Many credit cards today have a cash back rewards system that incentivizes you to use them. They can be travel rewards, store rewards, or straight cash in your pocket. Who doesn’t like free money! With extra spending this time of year, those rewards can really help you keep a lid on the money you spend. Keep an eye out for seasonal promotions as well, like no interest for a period of time. Speaking of interest, if you can’t afford to pay off what you spend within the month, using cash may be the better idea. Interest can very quickly override any benefits you may have been trying to take advantage of.

  1. Black Friday and Cyber Monday

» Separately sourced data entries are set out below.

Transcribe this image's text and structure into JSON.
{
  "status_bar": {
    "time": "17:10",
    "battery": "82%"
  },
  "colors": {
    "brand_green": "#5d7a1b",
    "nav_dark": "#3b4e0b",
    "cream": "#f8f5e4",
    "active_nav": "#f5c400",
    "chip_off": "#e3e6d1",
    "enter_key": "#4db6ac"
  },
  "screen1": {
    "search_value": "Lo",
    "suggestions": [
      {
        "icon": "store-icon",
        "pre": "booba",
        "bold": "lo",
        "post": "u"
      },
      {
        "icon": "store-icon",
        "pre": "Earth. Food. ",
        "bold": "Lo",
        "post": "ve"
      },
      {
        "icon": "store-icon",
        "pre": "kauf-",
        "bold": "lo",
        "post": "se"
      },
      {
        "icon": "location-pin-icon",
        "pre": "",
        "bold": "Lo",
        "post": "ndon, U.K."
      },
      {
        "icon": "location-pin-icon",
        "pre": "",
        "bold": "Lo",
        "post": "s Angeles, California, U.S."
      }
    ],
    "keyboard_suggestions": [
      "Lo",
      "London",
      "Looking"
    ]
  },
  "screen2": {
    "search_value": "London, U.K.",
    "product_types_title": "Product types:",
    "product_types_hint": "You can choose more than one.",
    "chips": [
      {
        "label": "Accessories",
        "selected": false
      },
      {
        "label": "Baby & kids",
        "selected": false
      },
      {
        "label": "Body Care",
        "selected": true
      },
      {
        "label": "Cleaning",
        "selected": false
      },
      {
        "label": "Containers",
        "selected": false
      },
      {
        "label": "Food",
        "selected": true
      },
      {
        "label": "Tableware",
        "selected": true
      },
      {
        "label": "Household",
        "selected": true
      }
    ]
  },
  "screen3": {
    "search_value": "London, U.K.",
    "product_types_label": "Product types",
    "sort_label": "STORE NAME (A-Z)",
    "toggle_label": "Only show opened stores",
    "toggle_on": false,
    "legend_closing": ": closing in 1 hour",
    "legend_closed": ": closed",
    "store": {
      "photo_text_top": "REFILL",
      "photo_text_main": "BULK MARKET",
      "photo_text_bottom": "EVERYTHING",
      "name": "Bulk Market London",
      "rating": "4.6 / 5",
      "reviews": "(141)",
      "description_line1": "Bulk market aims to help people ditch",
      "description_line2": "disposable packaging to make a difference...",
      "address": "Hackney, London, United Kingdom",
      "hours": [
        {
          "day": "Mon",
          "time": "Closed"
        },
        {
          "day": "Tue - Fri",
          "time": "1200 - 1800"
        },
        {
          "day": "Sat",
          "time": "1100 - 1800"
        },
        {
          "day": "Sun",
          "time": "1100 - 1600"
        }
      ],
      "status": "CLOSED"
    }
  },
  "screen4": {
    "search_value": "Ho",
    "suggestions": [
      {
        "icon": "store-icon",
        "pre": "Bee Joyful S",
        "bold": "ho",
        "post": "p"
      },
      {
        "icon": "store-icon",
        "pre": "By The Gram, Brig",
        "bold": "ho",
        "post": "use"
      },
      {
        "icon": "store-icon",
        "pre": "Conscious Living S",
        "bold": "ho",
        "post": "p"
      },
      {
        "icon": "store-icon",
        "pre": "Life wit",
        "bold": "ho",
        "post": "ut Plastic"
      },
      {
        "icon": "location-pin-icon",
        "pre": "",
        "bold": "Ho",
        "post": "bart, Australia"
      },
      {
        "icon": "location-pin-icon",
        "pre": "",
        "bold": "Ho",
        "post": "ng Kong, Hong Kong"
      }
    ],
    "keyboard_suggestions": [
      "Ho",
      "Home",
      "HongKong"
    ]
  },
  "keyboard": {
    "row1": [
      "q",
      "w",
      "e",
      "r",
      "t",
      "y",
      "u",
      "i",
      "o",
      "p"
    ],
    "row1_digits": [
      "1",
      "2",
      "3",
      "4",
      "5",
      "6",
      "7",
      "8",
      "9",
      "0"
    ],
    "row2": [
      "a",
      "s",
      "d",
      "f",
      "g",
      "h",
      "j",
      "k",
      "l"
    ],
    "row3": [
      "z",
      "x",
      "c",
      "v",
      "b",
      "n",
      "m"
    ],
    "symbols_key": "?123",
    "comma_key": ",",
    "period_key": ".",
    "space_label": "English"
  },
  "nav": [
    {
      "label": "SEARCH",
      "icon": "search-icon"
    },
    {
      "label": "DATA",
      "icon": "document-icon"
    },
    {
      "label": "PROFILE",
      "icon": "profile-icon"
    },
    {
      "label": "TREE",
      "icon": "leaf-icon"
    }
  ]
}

While the general consensus is that these are some of the best times to buy, it might be better to let them pass. With so many advertised deals going around, it’s easy to get carried away buying items you’ve been wanting or are cheaper than normal. This can quickly take away from what you need to buy for everyone else. Stick to your gift list and only buy if it makes sense. Remind yourself that great deals can be had all year round. Think Presidents Day, Mother’s Day, Father’s Day, Memorial Day, the Fourth of July and, of course, Labor Day. Another example is Super Bowl Sunday. Rather than buying a TV on Cyber Monday, you could wait until late January. TV prices tend to drop just before the big game.

  1. Save Year-Round

This may be obvious and easier said than done, but set aside money for the holidays throughout the year. By putting away some money every paycheck or every month, you can save up for some larger purchases and make the end of the year far less stressful. Some banks and credit unions may offer a holiday savings account that will hold your money and automatically release it near the end of the year. This can help you fight any urges to spend some of the extra money each month. One other tip is to set an automatic deposit from your paycheck, or transfer from your checking account. “Out of sight out of mind” is a common phrase but more powerful than you think. When you don’t have to choose to save $25 the process of saving becomes much easier.

  1. Set Expectations

If all else fails and money is tight, don’t be afraid to talk to your loved ones. Let them know that you can’t afford to spend as much as last year or as much as everyone else can. They want you to be happy and are willing to help more than you give them credit for. Instead of sharing gifts with everyone, maybe you can set up a secret Santa so that each person is only assigned one other person to get a gift for. The family still gets to come together and celebrate the year, while also limiting how much money is expected to be spent.